So thrilled to have Jamie Kocur posting for us today. It’s super pressure time for me and this post is perfect for me!
One evening, while hanging out at my sister’s place, she was trying to get my younger nephew, who was racing all over the house, showered and in bed. I stepped in to help and offered to read the bedtime story.
The hyper six-year-old bounded off to the bookcase and returned with book in hand. I followed him to bed, which unfortunately for me was the top bunk. I managed to climb up without killing myself and crammed in between my cuddly boy and 8,000 stuffed animals.
I was happy to see he had chosen a Berenstain Bears book, one of the literary standards from when I was growing up. I had fond memories of Papa, Mama, Brother, and Sister Bear and all the lessons they learned. I gazed at the title.
The Berenstain Bears and Too Much Pressure
I knew that many of these books were the very same books that my sister and I had enjoyed years before, but this one did not look familiar. As I began reading, we learned of how the Bear family used to be happy and carefree. They took time to be together and enjoy life. Sometimes they took time to sit and do nothing.
Until the after school activities started.
Before they knew it, the Bear family was caught up in a whirlwind of soccer, karate, horse riding, computer classes, and who knows what else. They got so busy they didn’t know if they were coming or going. They all started to have bad dreams, or worse, didn’t sleep at all.
It hit a little too close to home.
I have been known to bite off a little more than I can chew. I become stressed, angry, resentful, and tired. Lately, I have been very careful and deliberate about saying no. I know that I don’t have to volunteer for everything.
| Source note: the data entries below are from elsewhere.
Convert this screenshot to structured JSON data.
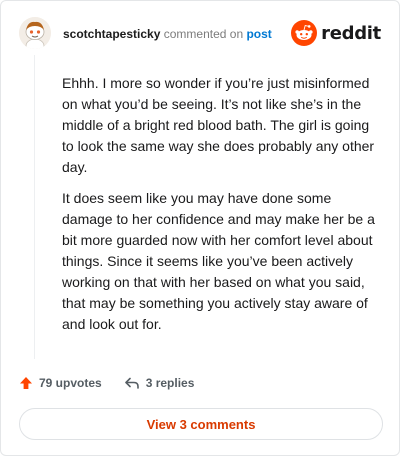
{
  "header": {
    "username": "scotchtapesticky",
    "commented_text": "commented on",
    "post_link": "post",
    "brand_name": "reddit"
  },
  "comment": {
    "paragraphs": [
      "Ehhh. I more so wonder if you’re just misinformed on what you’d be seeing. It’s not like she’s in the middle of a bright red blood bath. The girl is going to look the same way she does probably any other day.",
      "It does seem like you may have done some damage to her confidence and may make her be a bit more guarded now with her comfort level about things. Since it seems like you’ve been actively working on that with her based on what you said, that may be something you actively stay aware of and look out for."
    ]
  },
  "actions": {
    "upvotes_label": "79 upvotes",
    "replies_label": "3 replies"
  },
  "footer": {
    "view_comments_label": "View 3 comments"
  },
  "icons": {
    "upvote": "upvote-arrow-icon",
    "reply": "reply-arrow-icon",
    "brand": "reddit-snoo-icon"
  },
  "colors": {
    "accent": "#ff4500",
    "view_button_text": "#d93a00",
    "link": "#0079d3"
  }
}
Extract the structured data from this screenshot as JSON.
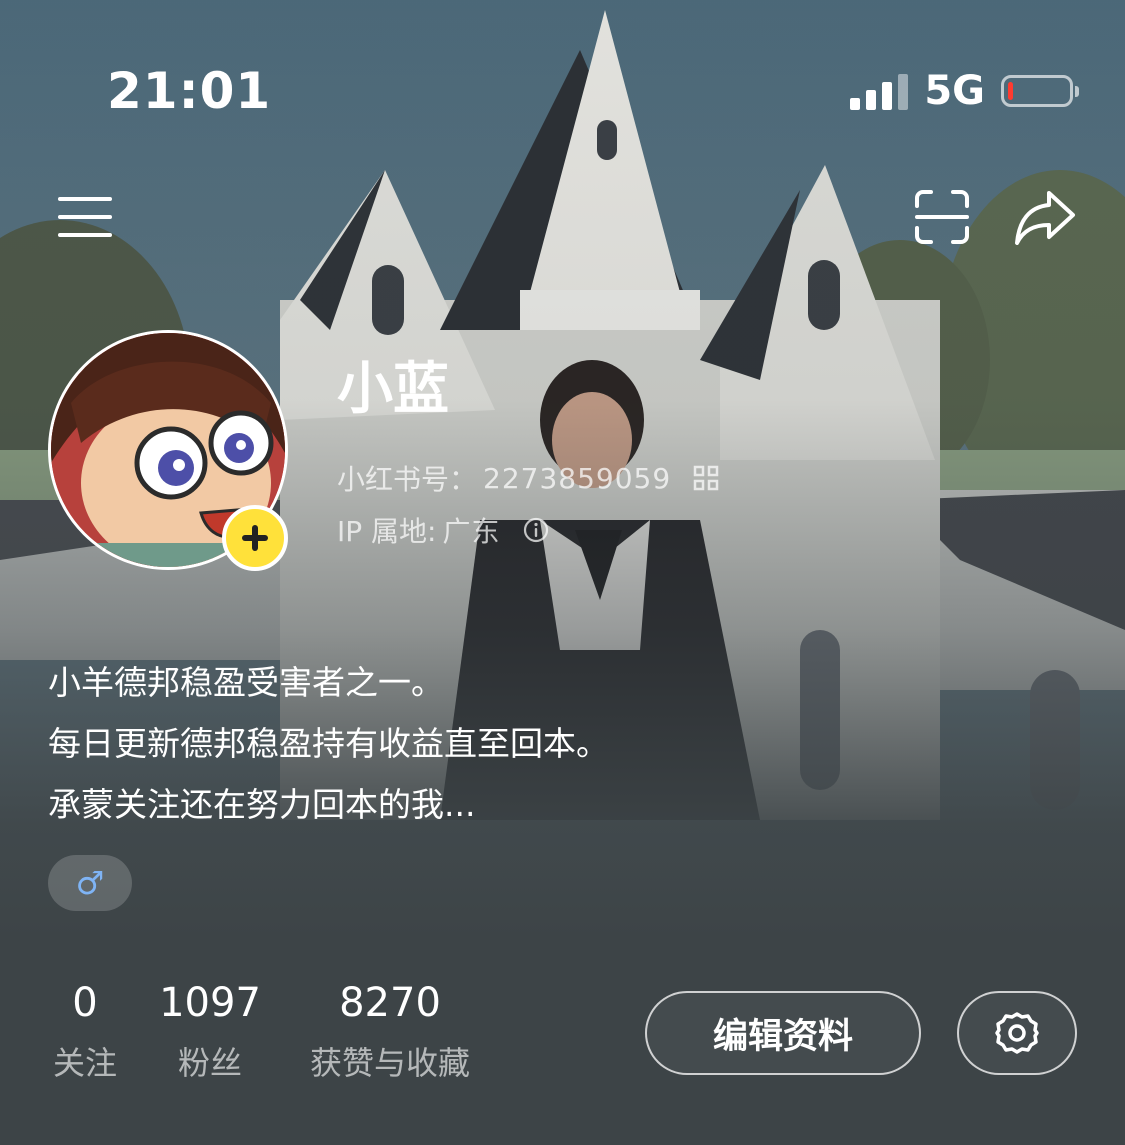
{
  "status_bar": {
    "time": "21:01",
    "network": "5G",
    "battery_level": 0.08,
    "battery_color": "#ff3b30"
  },
  "top_nav": {
    "menu_icon": "hamburger-menu-icon",
    "scan_icon": "scan-icon",
    "share_icon": "share-arrow-icon"
  },
  "profile": {
    "nickname": "小蓝",
    "id_label": "小红书号：",
    "id_value": "2273859059",
    "ip_label": "IP 属地:",
    "ip_value": "广东",
    "add_badge": "+",
    "add_badge_color": "#ffe13a",
    "bio": [
      "小羊德邦稳盈受害者之一。",
      "每日更新德邦稳盈持有收益直至回本。",
      "承蒙关注还在努力回本的我..."
    ],
    "gender_symbol": "♂",
    "gender_color": "#7fb4f5"
  },
  "stats": {
    "following": {
      "value": "0",
      "label": "关注"
    },
    "followers": {
      "value": "1097",
      "label": "粉丝"
    },
    "likes": {
      "value": "8270",
      "label": "获赞与收藏"
    }
  },
  "actions": {
    "edit_label": "编辑资料",
    "settings_icon": "gear-icon"
  }
}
Even so, I’m still guilty of putting too much pressure on myself. I’m currently working on pursuing dreams of writing and music. Working on a dream definitely requires hustle and a lot of effort. These dreams bring purpose and happiness to my life, but sometimes I put too much pressure on myself.
If I’m not spending every spare moment I have working on this dream, it’s time wasted. I should be writing or practicing guitar or tweeting or expanding my platform or doing something useful.
I always forget about the importance of rest, of being still. Sitting and doing nothing, like the Bear family.
I have a hard time doing nothing. My brain can’t handle it. It starts racing with everything I need to be doing. I reach for the nearest distraction. Being still is hard.
But it’s so important.
When I put pressure on myself to keep constantly going and working, I find that I am less productive. I can’t seem to come up with any more good ideas. I sit down to write and nothing comes. I’m dry, like I’ve exhausted my supply of productiveness.
It takes a little bit of down time, and specifically, a little bit of nothing time to recharge. I’m giving myself a challenge to find some time in my week to do nothing. Whether it’s sitting on my front porch watching the birds fight over the bird feeder, or lounging on my couch watching the rain, I’m finding that my soul benefits greatly from nothing.
When’s the last time you had some nothing time?
Jamie Kocur: I am a musician, songwriter, and writer. I struggle with what worship has turned into in today’s church, and write about my struggle at my blog http://rebootingworship.com. I’ve been a “part time” worship leader for several years, leading worship for services like Celebrate Recovery.